Virginia Tech - one year later
It will forever be one of those events that you remember where you were when you heard about it.
I remember I was back in Vancouver for my spring break from school and I was standing in my kitchen making a cup of tea, and turned the TV on and every channel had the tragedy of Virginia Tech playing on a constant loop. I watched the reports for the next two hours, shaking my head in disbelief at what was unfolding on the screen.
That was one year ago today.
All across the country and some parts of the world, people are remembering the tragedy of the 32 people that were gunned down in their school by a fellow student.

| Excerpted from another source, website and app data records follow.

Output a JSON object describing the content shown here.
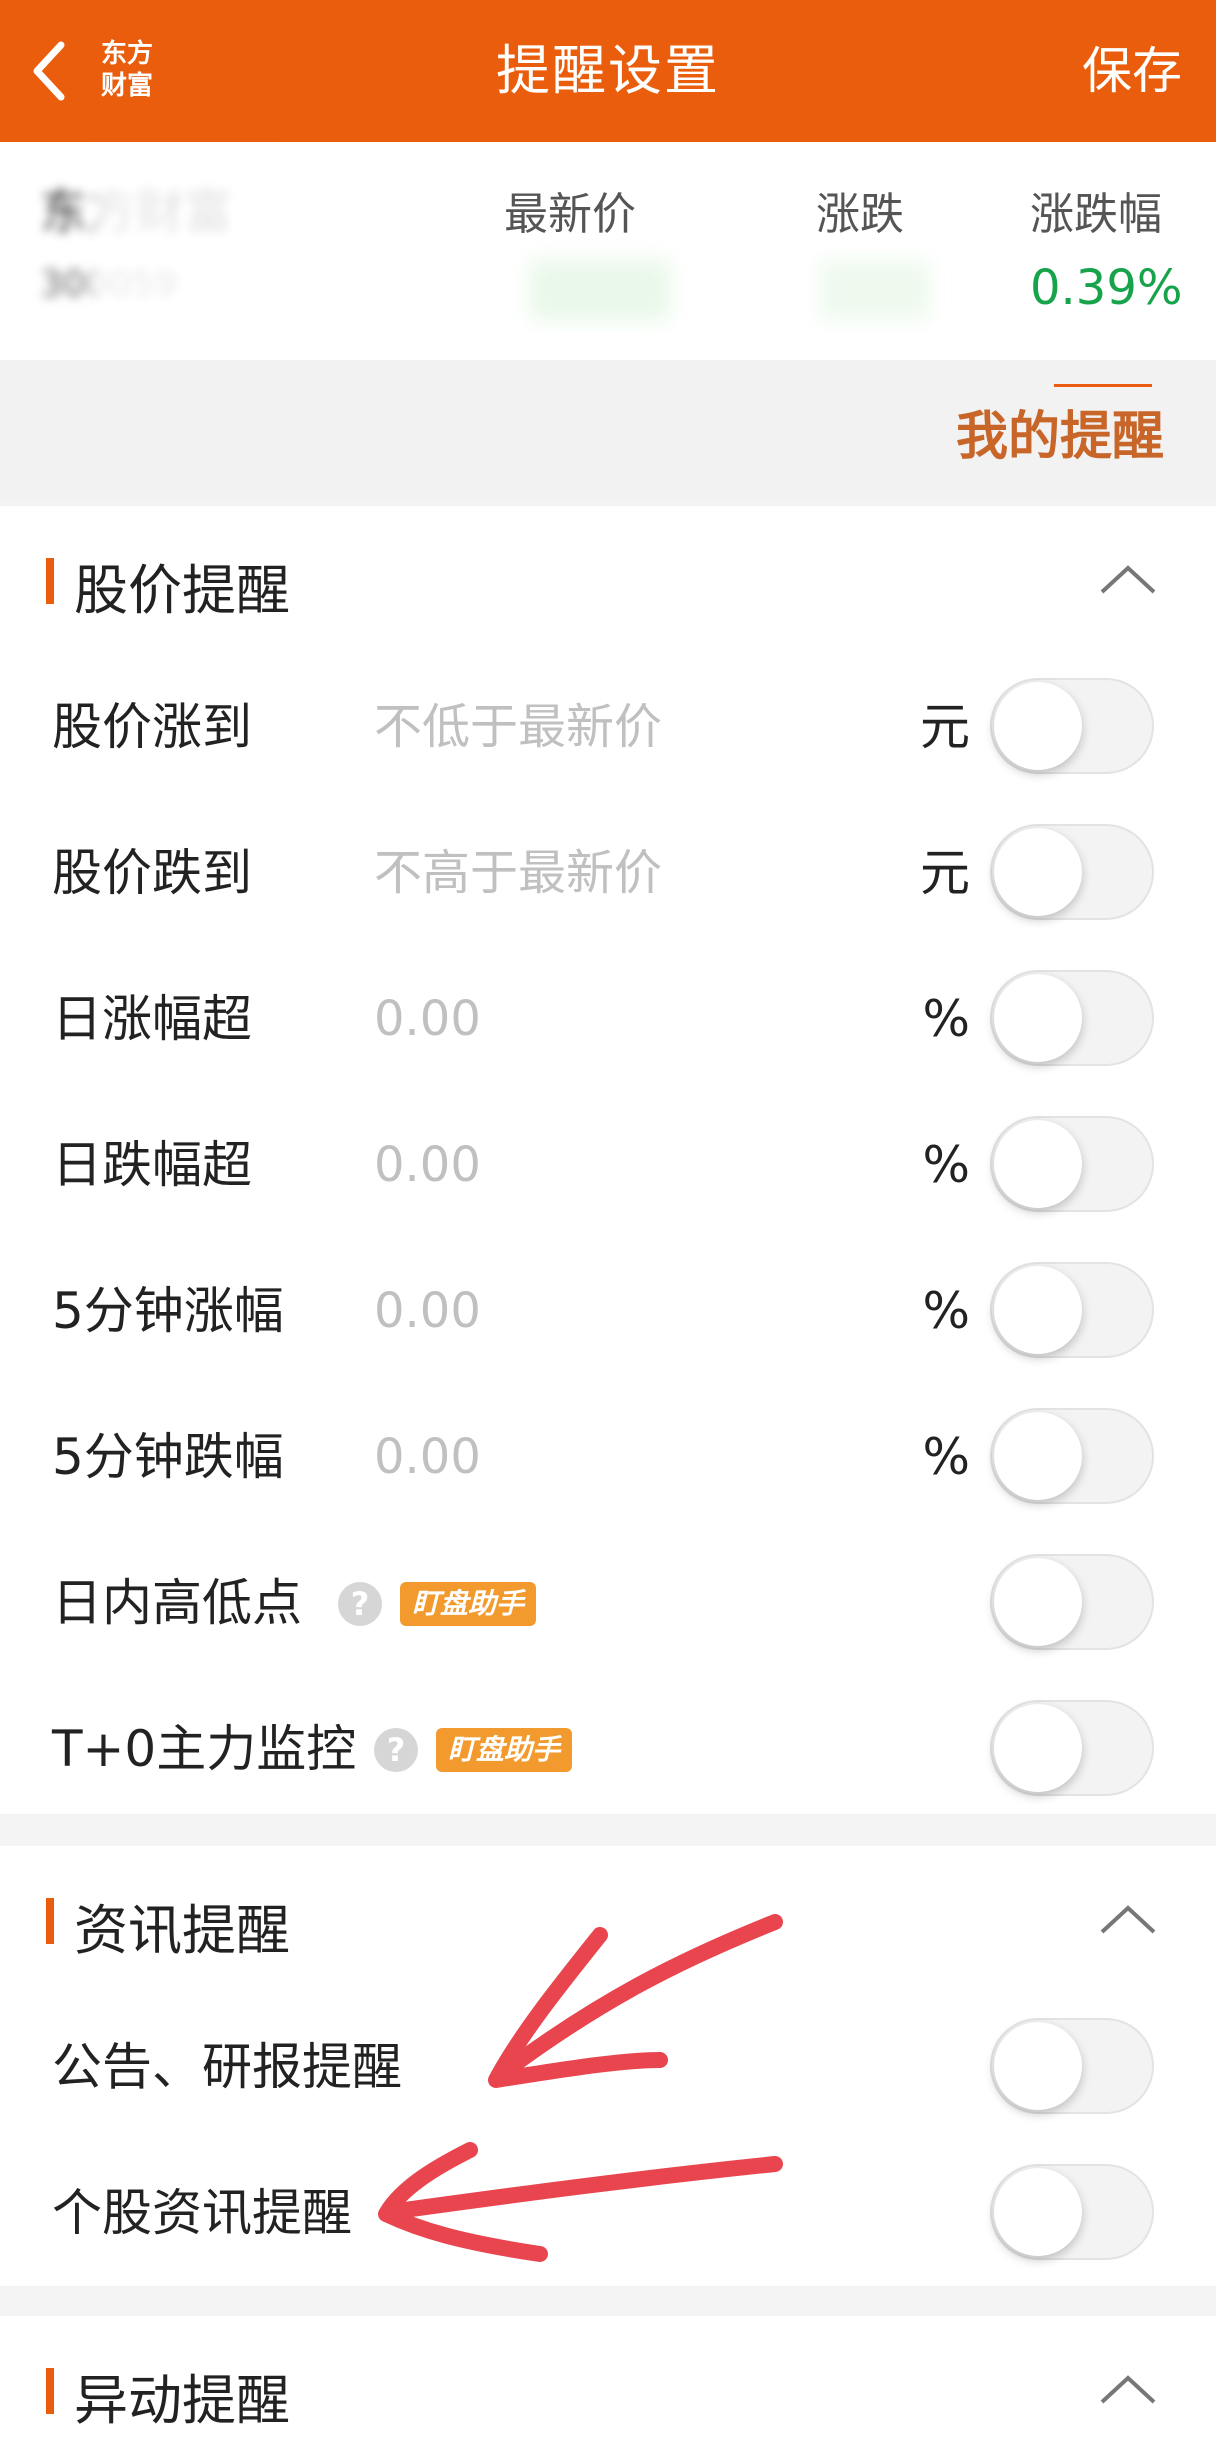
{
  "header": {
    "title": "提醒设置",
    "save_label": "保存",
    "logo_line1": "东方",
    "logo_line2": "财富",
    "background": "#e95d0c"
  },
  "stock": {
    "name": "东方财富",
    "code": "300059",
    "columns": [
      "最新价",
      "涨跌",
      "涨跌幅"
    ],
    "change_pct": "0.39%",
    "change_color": "#16a34a"
  },
  "my_reminders_label": "我的提醒",
  "sections": {
    "price": {
      "title": "股价提醒",
      "rows": [
        {
          "label": "股价涨到",
          "placeholder": "不低于最新价",
          "unit": "元"
        },
        {
          "label": "股价跌到",
          "placeholder": "不高于最新价",
          "unit": "元"
        },
        {
          "label": "日涨幅超",
          "placeholder": "0.00",
          "unit": "%"
        },
        {
          "label": "日跌幅超",
          "placeholder": "0.00",
          "unit": "%"
        },
        {
          "label": "5分钟涨幅",
          "placeholder": "0.00",
          "unit": "%"
        },
        {
          "label": "5分钟跌幅",
          "placeholder": "0.00",
          "unit": "%"
        },
        {
          "label": "日内高低点",
          "tag": "盯盘助手",
          "help": "?"
        },
        {
          "label": "T+0主力监控",
          "tag": "盯盘助手",
          "help": "?"
        }
      ]
    },
    "news": {
      "title": "资讯提醒",
      "rows": [
        {
          "label": "公告、研报提醒"
        },
        {
          "label": "个股资讯提醒"
        }
      ]
    },
    "movement": {
      "title": "异动提醒"
    }
  },
  "toggle_states": "all off",
  "accent_color": "#e95d0c",
  "annotation_arrow_color": "#e8454f"
}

This was the worst mass shooting in modern US history, and the wounds of that day are still fresh.
It has been exactly one year since a mentally ill student killed 32 people and himself in the worst mass shooting in modern U.S. history. And while this close-knit campus has worked hard to move on, the anniversary of the killings has left many struggling to cope.

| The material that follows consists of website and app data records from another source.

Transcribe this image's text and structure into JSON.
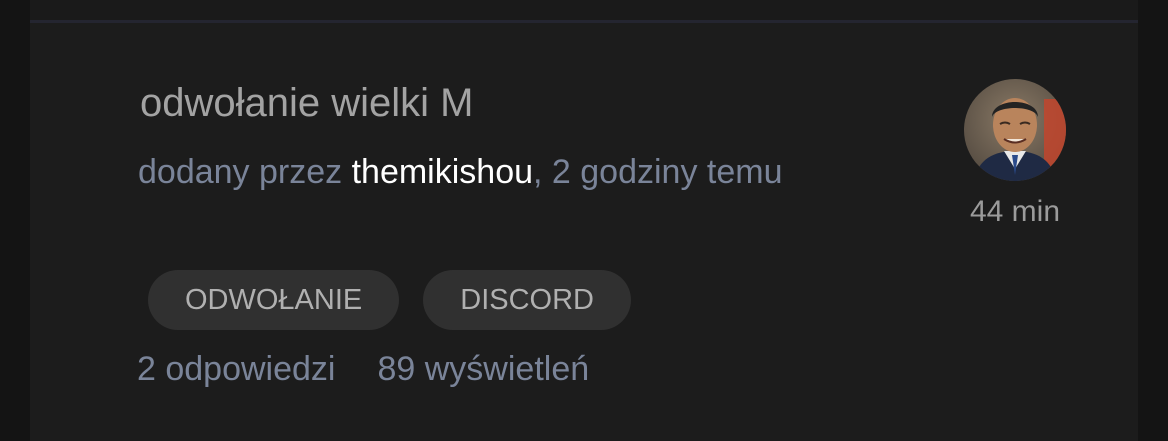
{
  "thread": {
    "title": "odwołanie wielki M",
    "added_by_prefix": "dodany przez ",
    "author": "themikishou",
    "time_suffix": ", 2 godziny temu",
    "duration": "44 min",
    "tags": [
      "ODWOŁANIE",
      "DISCORD"
    ],
    "replies": "2 odpowiedzi",
    "views": "89 wyświetleń"
  },
  "colors": {
    "background": "#141414",
    "card": "#1c1c1c",
    "title": "#a3a3a3",
    "muted_blue": "#7a8499",
    "author": "#ffffff",
    "tag_bg": "#303030",
    "tag_text": "#b0b0b0"
  },
  "icons": {
    "avatar": "user-avatar-photo"
  }
}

A ceremony honoring the lives of those who perished during Seung-Hui Cho's rampage was planned for later in the morning in front of the memorial, where the candle lit at midnight will continue burning for 24 hours.
Other small, reflective gatherings were to take place during the day, with a candlelight vigil scheduled for the evening. One group of students planned to lie down in protest of Virginia's gun laws in the afternoon.
Gov. Timothy M. Kaine ordered state flags flown at half-staff, and a moment of silence at noon followed by the tolling of bells.
Many people weren't sure how to observe the anniversary of a tragedy that was as unifying as it was shattering. It drew a university already known for its school spirit even closer as the depth of the loss registered with students and faculty.
Some campuses are on high alert for anyone wanting to remember this day in a different way.
Today, colleges and universities are wide-awake - and plugged in to the possibilities afforded by Web-capable, GPS-aware cell phones and other gizmos.
High-tech alert systems have been used so much over the past year that many young lives have surely been saved.
It was the way that the message was distrubuted across the campus about the shootings that have caused many schools to change the way they approach campus security.
The initial communications snags spurred sharp questions about the university's security system - and sparked a nationwide re-examination of campus security measures.
Before Virginia Tech, colleges and universities were reluctant to broadcast word of "any kind of negative activity," said Bryan Crum, spokesman for Omnilert, a Virginia-based company that provides alert systems for more than 500 campuses through its e2Campus service.
"Now it's a complete 180-degree change, where people are immediately sending out these kinds of alerts," Crum told me. "The schools are using it for everything from bomb threats to chemical spills, for on-campus shootings and off-campus shootings. They are not afraid to use it."
Here are some of the few events marking the one-year anniversary today.
The San Diego chapter of the Brady Campaign to Prevent Gun Violence has organized a gathering from 2 to 4 p.m. at Our Savior's Lutheran Church, 4011 Ohio St. in San Diego.
Demonstration Locations include US Supreme Court and Capitol, Virginia Tech and other college campuses, Presidential Debate in Philadelphia
On Wednesday, April 16, the one-year mark of the terrible tragedy that took 32 innocent lives at Virginia Tech, local citizens in more than 70 cities and towns across America will participate in events to remember that tragedy -- as well as all victims and survivors of gun violence -- and call on Congress to act to strengthen the Brady background check system by closing the gun show loophole. Remembrance events are being held this week, coincidentally, at 32 colleges and universities.
There will be an Memorial Mass in remembrance on Friday, April 20 at 7:00 p.m. at St. Mary of Sorrows Roman Catholic Church, 5222 Sideburn Road, Fairfax Station, Va., where victim Mary Read was a member. All are welcome.
A memorial ceremony sponsored by the Fairfax County school system is planned for Friday at 7:30 p.m. at Robinson Secondary School Field House in Fairfax.
The Catholic Diocese of Arlington is holding a series of prayer vigils and events throughout the week. For a full listing of events, click here.
Virginia Tech family members all over the country have declared Friday an "Orange and Maroon Effect" day. They invite everyone in the country to wear orange and maroon to support the school, community and family members of the victims.